Blowtorched Scottish Scallop with Warm Roast Chicken Bouillon,
Morels, Nasturtium and Apple.
This dish appeared on Masterchef: The Professionals and is deceptively clever. Cooking the scallops with a blowtorch helps prevent overcooking them while adding the lovely flavour of caramelised scallop. The warm chicken bouillon relies on a modern hydrocolloid to create a thick, warm gel. The flavours are matched and layered with real precision.
Essex Lamb “Bun” with Sweetbreads and Salsa Verde
This is another of Kerridge’s signature dishes – a beautifully presented bread/pastry sphere encases a protective caul-fat layer, cabbage, slow cooked lamb and sweetbreads and a final nugget of lamb in the centre. It’s a wonderful dish, I love the combination of sweetbreads with two different types of lamb and the salsa verde adds a really nice citrus note with just a delicate mustard hit.
Loin of Cotswold Venison, King Oyster Mushroom “Farci”, Blowtorched Gem Lettuce and Salt Baked Beetroot
The venison was immaculately cooked, the mushroom provided a lovely earthy note, the lettuce brought a smokey sweetness and the beetroot was sweetly divine. Venison is a great ingredient that doesn’t need embellishment – but if you’re going to do it, this is how. Every element helped support and show a different aspect of the flavour. Magic.
Hand and Flower Chips
Presented in a little copper pan – these are among the finest chips I have ever snaffled. Cylindrical, freakishly crispy and well seasoned.
I was initially concerned that we hadn’t ordered enough sides – but by the time we were done we were surprisingly full! With a dessert menu that tempting though – pudding was always going to happen.
Hand & Flowers Chocolate and Ale Cake with Salted Caramel and Muscovado Ice Cream
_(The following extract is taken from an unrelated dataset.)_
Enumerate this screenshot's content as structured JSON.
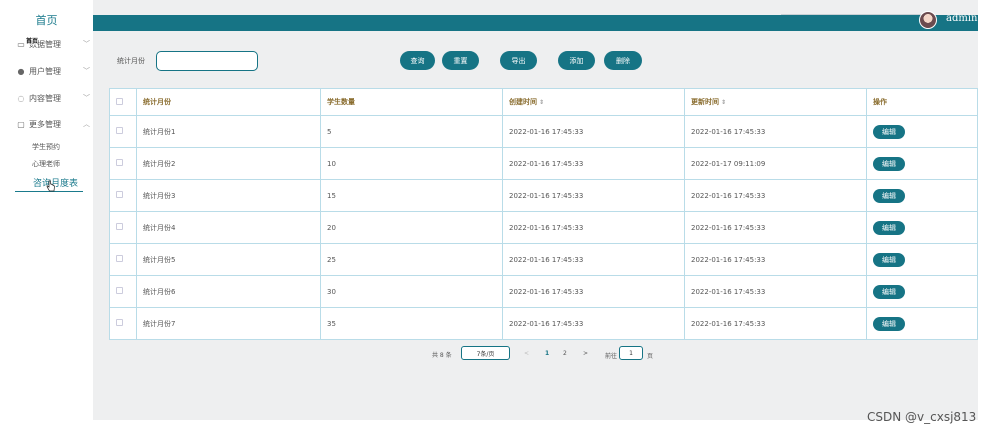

The immaculate cube of cake (with a lovely powdered coat) masks a salted caramel centre. The muscovado ice cream is inspired and adds a lovely nutty note. The dish was served with a small glass of strong beer which really helped bring out the flavours of the chocolate. It’s a cunning idea and one i’ll definitely be trying in future!
Banana Soufflé with Gingerbread Custard and Yoghurt Ice Cream
This souffle is nothing if not impressive – a towering edifice to culinary skill. They’ve managed to endow it with a deep banana flavour which marries well with the cinnamon spice of the custard. The texture is almost ethereal, but backed up by a lovely crunchy crumble on the top. Magnificent.
The Hand and Flowers is a fantastic experience – I adore restaurants that take an idea and polish it to perfection and this is the prime example. There is a daunting array of culinary skill on display and real care and thought taken with each element. They haven’t strayed from the pub format and the really relaxed, friendly environment and staff make it thoroughly enjoyable. The menu is reasonably priced for the ingredients and quality while the set menu represents incredible value – it’s the cheapest michelin starred food in Britain. My only criticism would be that it’s too far away and far too popular. Go – you won’t regret it.